* **TASK REQUIREMENTS**: Write out the data below exactly as given, without any of its pictures.

Website and app data records:
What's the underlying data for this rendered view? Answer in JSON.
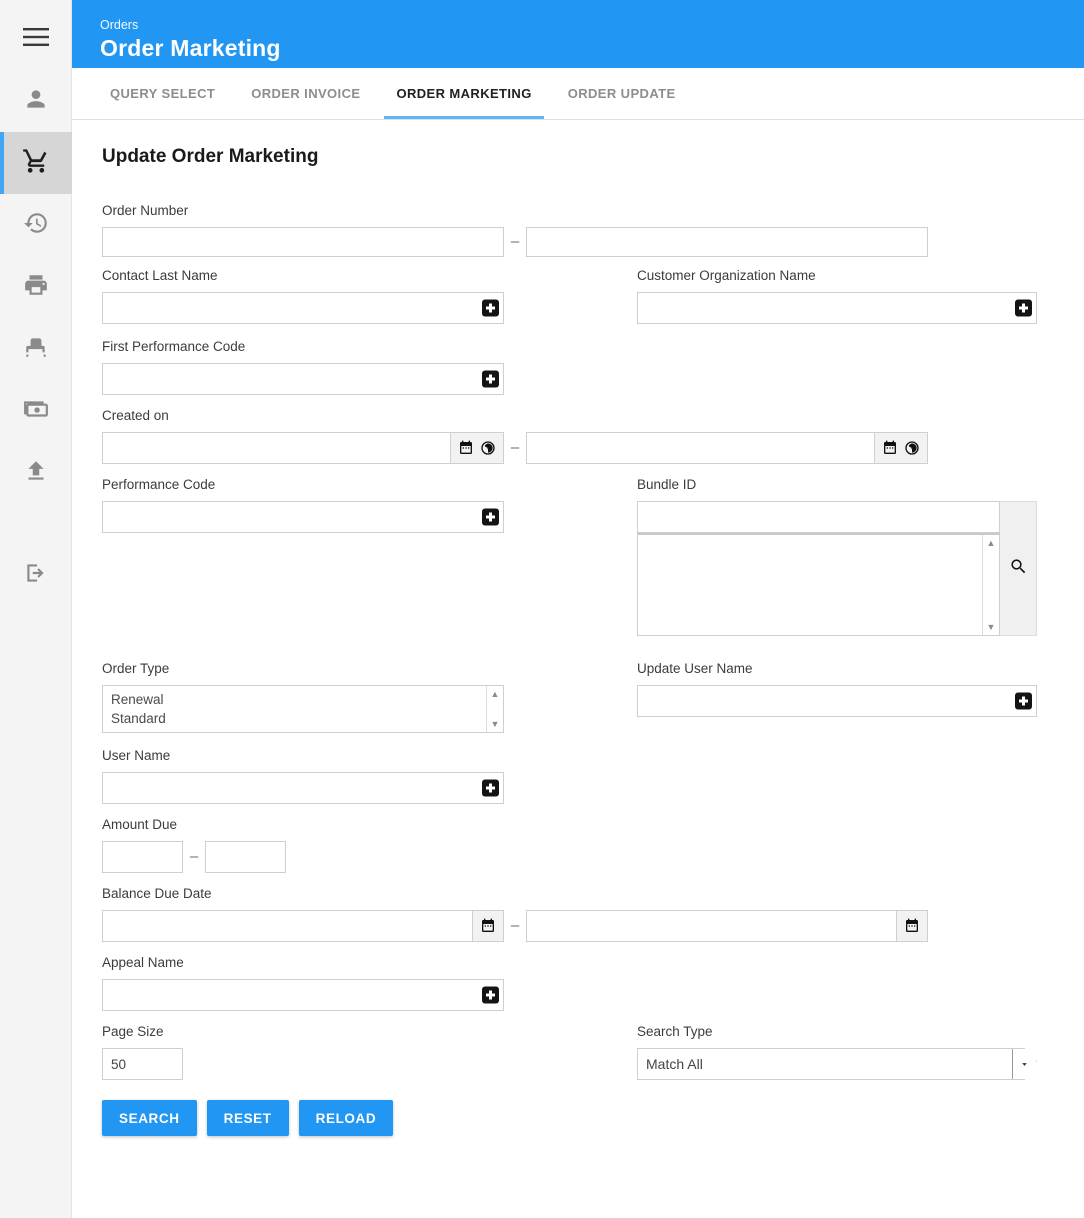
{
  "theme": {
    "accent": "#2196f3",
    "tab_underline": "#64b5f6",
    "required_star": "#ff5252"
  },
  "sidebar": {
    "items": [
      {
        "name": "menu",
        "icon": "hamburger-icon",
        "active": false
      },
      {
        "name": "account",
        "icon": "person-icon",
        "active": false
      },
      {
        "name": "orders",
        "icon": "shopping-cart-icon",
        "active": true
      },
      {
        "name": "history",
        "icon": "history-icon",
        "active": false
      },
      {
        "name": "print",
        "icon": "printer-icon",
        "active": false
      },
      {
        "name": "seating",
        "icon": "seat-icon",
        "active": false
      },
      {
        "name": "payments",
        "icon": "money-icon",
        "active": false
      },
      {
        "name": "upload",
        "icon": "upload-icon",
        "active": false
      },
      {
        "name": "logout",
        "icon": "exit-icon",
        "active": false
      }
    ]
  },
  "header": {
    "breadcrumb": "Orders",
    "title": "Order Marketing"
  },
  "tabs": [
    {
      "label": "QUERY SELECT",
      "active": false
    },
    {
      "label": "ORDER INVOICE",
      "active": false
    },
    {
      "label": "ORDER MARKETING",
      "active": true
    },
    {
      "label": "ORDER UPDATE",
      "active": false
    }
  ],
  "main": {
    "page_title": "Update Order Marketing",
    "range_separator": "–",
    "fields": {
      "order_number": {
        "label": "Order Number",
        "from": "",
        "to": "",
        "placeholder": ""
      },
      "contact_last_name": {
        "label": "Contact Last Name",
        "value": "",
        "placeholder": ""
      },
      "customer_organization_name": {
        "label": "Customer Organization Name",
        "value": "",
        "placeholder": ""
      },
      "first_performance_code": {
        "label": "First Performance Code",
        "value": "",
        "placeholder": ""
      },
      "created_on": {
        "label": "Created on",
        "from": "",
        "to": "",
        "placeholder": ""
      },
      "performance_code": {
        "label": "Performance Code",
        "value": "",
        "placeholder": ""
      },
      "bundle_id": {
        "label": "Bundle ID",
        "value": "",
        "placeholder": "",
        "options": []
      },
      "order_type": {
        "label": "Order Type",
        "options": [
          "Renewal",
          "Standard"
        ]
      },
      "update_user_name": {
        "label": "Update User Name",
        "value": "",
        "placeholder": ""
      },
      "user_name": {
        "label": "User Name",
        "value": "",
        "placeholder": ""
      },
      "amount_due": {
        "label": "Amount Due",
        "from": "",
        "to": "",
        "placeholder": ""
      },
      "balance_due_date": {
        "label": "Balance Due Date",
        "from": "",
        "to": "",
        "placeholder": ""
      },
      "appeal_name": {
        "label": "Appeal Name",
        "value": "",
        "placeholder": ""
      },
      "page_size": {
        "label": "Page Size",
        "value": "50",
        "placeholder": ""
      },
      "search_type": {
        "label": "Search Type",
        "value": "Match All",
        "required_marker": "*",
        "options": [
          "Match All"
        ]
      }
    },
    "buttons": {
      "search": "SEARCH",
      "reset": "RESET",
      "reload": "RELOAD"
    }
  }
}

* **WRITTEN ANSWER**:
What's the underlying data for this rendered view? Answer in JSON.
{
  "theme": {
    "accent": "#2196f3",
    "tab_underline": "#64b5f6",
    "required_star": "#ff5252"
  },
  "sidebar": {
    "items": [
      {
        "name": "menu",
        "icon": "hamburger-icon",
        "active": false
      },
      {
        "name": "account",
        "icon": "person-icon",
        "active": false
      },
      {
        "name": "orders",
        "icon": "shopping-cart-icon",
        "active": true
      },
      {
        "name": "history",
        "icon": "history-icon",
        "active": false
      },
      {
        "name": "print",
        "icon": "printer-icon",
        "active": false
      },
      {
        "name": "seating",
        "icon": "seat-icon",
        "active": false
      },
      {
        "name": "payments",
        "icon": "money-icon",
        "active": false
      },
      {
        "name": "upload",
        "icon": "upload-icon",
        "active": false
      },
      {
        "name": "logout",
        "icon": "exit-icon",
        "active": false
      }
    ]
  },
  "header": {
    "breadcrumb": "Orders",
    "title": "Order Marketing"
  },
  "tabs": [
    {
      "label": "QUERY SELECT",
      "active": false
    },
    {
      "label": "ORDER INVOICE",
      "active": false
    },
    {
      "label": "ORDER MARKETING",
      "active": true
    },
    {
      "label": "ORDER UPDATE",
      "active": false
    }
  ],
  "main": {
    "page_title": "Update Order Marketing",
    "range_separator": "–",
    "fields": {
      "order_number": {
        "label": "Order Number",
        "from": "",
        "to": "",
        "placeholder": ""
      },
      "contact_last_name": {
        "label": "Contact Last Name",
        "value": "",
        "placeholder": ""
      },
      "customer_organization_name": {
        "label": "Customer Organization Name",
        "value": "",
        "placeholder": ""
      },
      "first_performance_code": {
        "label": "First Performance Code",
        "value": "",
        "placeholder": ""
      },
      "created_on": {
        "label": "Created on",
        "from": "",
        "to": "",
        "placeholder": ""
      },
      "performance_code": {
        "label": "Performance Code",
        "value": "",
        "placeholder": ""
      },
      "bundle_id": {
        "label": "Bundle ID",
        "value": "",
        "placeholder": "",
        "options": []
      },
      "order_type": {
        "label": "Order Type",
        "options": [
          "Renewal",
          "Standard"
        ]
      },
      "update_user_name": {
        "label": "Update User Name",
        "value": "",
        "placeholder": ""
      },
      "user_name": {
        "label": "User Name",
        "value": "",
        "placeholder": ""
      },
      "amount_due": {
        "label": "Amount Due",
        "from": "",
        "to": "",
        "placeholder": ""
      },
      "balance_due_date": {
        "label": "Balance Due Date",
        "from": "",
        "to": "",
        "placeholder": ""
      },
      "appeal_name": {
        "label": "Appeal Name",
        "value": "",
        "placeholder": ""
      },
      "page_size": {
        "label": "Page Size",
        "value": "50",
        "placeholder": ""
      },
      "search_type": {
        "label": "Search Type",
        "value": "Match All",
        "required_marker": "*",
        "options": [
          "Match All"
        ]
      }
    },
    "buttons": {
      "search": "SEARCH",
      "reset": "RESET",
      "reload": "RELOAD"
    }
  }
}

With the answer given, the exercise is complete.